All of the wines below, for which I’m recording, are Highly Recommended.
Aver Family Vineyards
Yes, they’re producing a Petite Sirah, so they’ve got my immediate attention; although, I didn’t mention anything about my intense affiliation with Petite Sirah (as the founder and director of PS I Love You, with my pals at Foppiano Vineyards being the other founding factor). It was Jose who outed me. I was okay with it, even though I actually was totally enjoying being anonymous. I know it’s sick, but I wanted John Aver to just spill his guts. He did, both before and after knowing, so I figured out that it really doesn’t matter.
John’s using Clone 3 Petite Sirah, the only registered clone of Petite Sirah. There are five clones of PS, three of which are real Petite. The other two? See for yourself:
• PS Clone 1 is Petite Sirah | Durif, not registered.
• PS Clone 2 is actually Pinot Noir.
• PS Clone 3 is Petite Sirah | Durif, registered.
• PS Clone 4 is actually Peloursin.
• PS Clone 5 is Petite Sirah | Durif, not registered.
The Aver PS was farmed organically, the vines are less than 10 years old, and their 2006 Blessings (Petite Sirah) flavors – undeniably PS – were big and bold, tight and young, but filled with promise, juicy flavors, and a delightful find. . $55

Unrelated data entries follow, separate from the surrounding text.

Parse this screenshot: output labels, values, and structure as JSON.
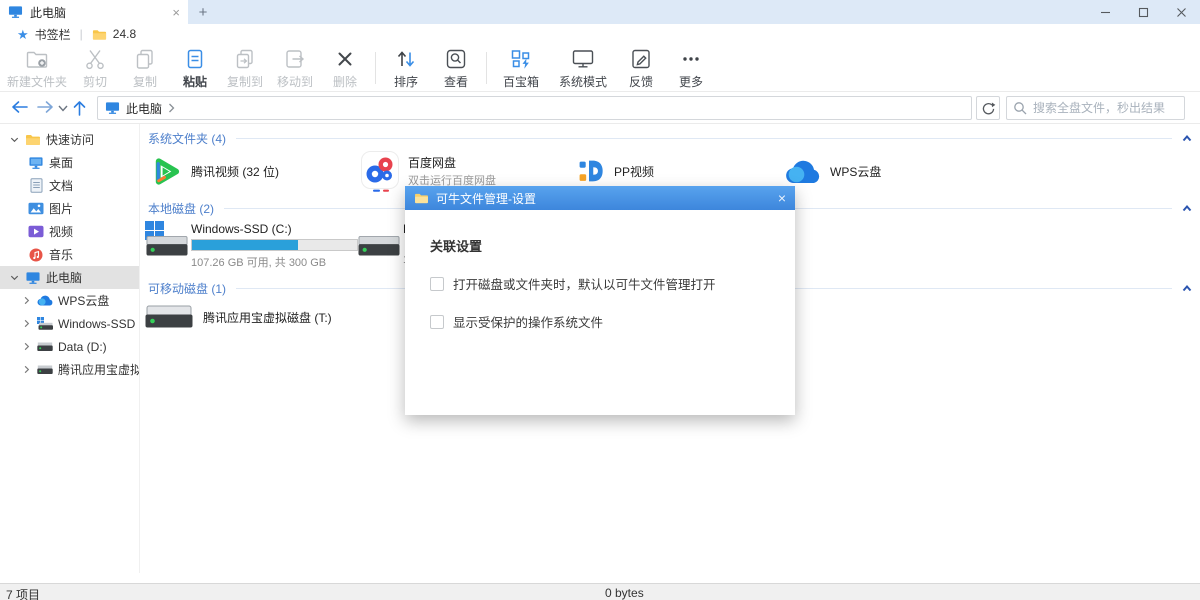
{
  "tab": {
    "title": "此电脑",
    "close_glyph": "×",
    "new_tab_glyph": "+"
  },
  "bookmarks": {
    "bar_label": "书签栏",
    "separator": "|",
    "folder_label": "24.8"
  },
  "toolbar": {
    "buttons": [
      {
        "label": "新建文件夹",
        "enabled": false
      },
      {
        "label": "剪切",
        "enabled": false
      },
      {
        "label": "复制",
        "enabled": false
      },
      {
        "label": "粘贴",
        "enabled": true
      },
      {
        "label": "复制到",
        "enabled": false
      },
      {
        "label": "移动到",
        "enabled": false
      },
      {
        "label": "删除",
        "enabled": false
      },
      {
        "label": "排序",
        "enabled": true
      },
      {
        "label": "查看",
        "enabled": true
      },
      {
        "label": "百宝箱",
        "enabled": true
      },
      {
        "label": "系统模式",
        "enabled": true
      },
      {
        "label": "反馈",
        "enabled": true
      },
      {
        "label": "更多",
        "enabled": true
      }
    ]
  },
  "address": {
    "location": "此电脑"
  },
  "search": {
    "placeholder": "搜索全盘文件，秒出结果"
  },
  "sidebar": {
    "groups": [
      {
        "label": "快速访问",
        "expanded": true,
        "items": [
          {
            "label": "桌面"
          },
          {
            "label": "文档"
          },
          {
            "label": "图片"
          },
          {
            "label": "视频"
          },
          {
            "label": "音乐"
          }
        ]
      },
      {
        "label": "此电脑",
        "expanded": true,
        "selected": true,
        "items": [
          {
            "label": "WPS云盘"
          },
          {
            "label": "Windows-SSD (C:)"
          },
          {
            "label": "Data (D:)"
          },
          {
            "label": "腾讯应用宝虚拟磁盘 (T:)"
          }
        ]
      }
    ]
  },
  "content": {
    "sections": [
      {
        "title": "系统文件夹 (4)",
        "items": [
          {
            "name": "腾讯视频 (32 位)"
          },
          {
            "name": "百度网盘",
            "subtitle": "双击运行百度网盘"
          },
          {
            "name": "PP视频"
          },
          {
            "name": "WPS云盘"
          }
        ]
      },
      {
        "title": "本地磁盘 (2)",
        "items": [
          {
            "name": "Windows-SSD (C:)",
            "capacity": "107.26 GB 可用, 共 300 GB",
            "used_percent": 64,
            "bar_style": "width:64%"
          },
          {
            "name": "Data (D:)",
            "capacity_visible": "11"
          }
        ]
      },
      {
        "title": "可移动磁盘 (1)",
        "items": [
          {
            "name": "腾讯应用宝虚拟磁盘 (T:)"
          }
        ]
      }
    ]
  },
  "dialog": {
    "title": "可牛文件管理-设置",
    "close_glyph": "×",
    "section_title": "关联设置",
    "checkboxes": [
      {
        "label": "打开磁盘或文件夹时，默认以可牛文件管理打开",
        "checked": false
      },
      {
        "label": "显示受保护的操作系统文件",
        "checked": false
      }
    ]
  },
  "statusbar": {
    "items_count": "7 项目",
    "total_size": "0 bytes"
  }
}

Okay, anyone who’s had her life and limbs saved by a canine (long story) is already a fan.
Kelly Naughtlin, Co-founder and CEO, donates $5 a bottle to animal shelters. Aw….. [From their Website: “We are parents to rescued pets that have brought so much joy and love to our lives, our hope is that everyone could experience the same. To help good animals find their forever home, we give $5 of every bottle we sell to our animal rescue partners.”]
Donations to Date: $24,540… Double Aw…
Now the wines, and not a dog in the bunch (sorry!)…
- Jose and I tasted their 2007 Sleepy Hollow Chardonnay (25 cases, which means one barrel), which had great acidity in balance with the wine’s pH… Really complex flavors and yet a bright citrus and cream finish. $35
- 2006 Dry Creek Zinfandel: Spicy and jammy from Dry Creek Valley. The expected pepper spice and black fruit. Anyone who loves Zin would be very happy with this one. $40
- 2006 Napa Valley Cabernet Sauvignon: 85% CS, 8% ME, 5% CF, 2% PV (Bordeaux driven with Cabernet Sauvignon, Merlot, Cab Franc, and Petite Verdot, this Cab was just beautiful in every way… It had great flavors with lots of blackberry and black currant and a slight saddle leather/tobacco that spoke ripe Napa fruit. $65
Okay what’s not to love here. While Jose and I were in Rock n’Roll before moving to California, the only part of the record collection that made it over the Rocky Mountains with us was the jazz and classical music. The Rock n’Roll was donated to Jose’s alma mater, Bowdoin College’s radio station, where he got his first radio exposure… Ah, jazz… and on a label.
Why did proprietors Joe Lazzara and Bob Smith call it Jazz? They’re neighbors and good friends who discovered that they had similar passions for both fine wine and great music. During their annual trip to NOLA’S Jazz Fest, it finally hit them … it was time to move from talk to action and create a winery that would embody the spirit and improvisational nature of jazz in the production of fine wines. Voila!
And, wouldn’t you know, they’re producing a Petite Sirah. We tasted their 2006 Petite Sirah Eaglepoint Ranch Vineyard: Mendocino fruit I find to be a bit more reserved in how it delivers that black cherry fruit, but is great for a big tannic structure. Given that this was a 2006, it’s still got lots of time that it will enjoy in the bottle, but I’m pretty used to how Petites taste today, and where they’ll go. This one would be great now with a piece of beef that’s got lots of marbled fat in it (Prime rib) to balance the tannins and deliver the fruit’s future today without waiting. [The wine has a lot of promise, as well as being very enjoyable now as a young Petite.] $45
Tomorrow, I’ll be focusing on the other three wineries.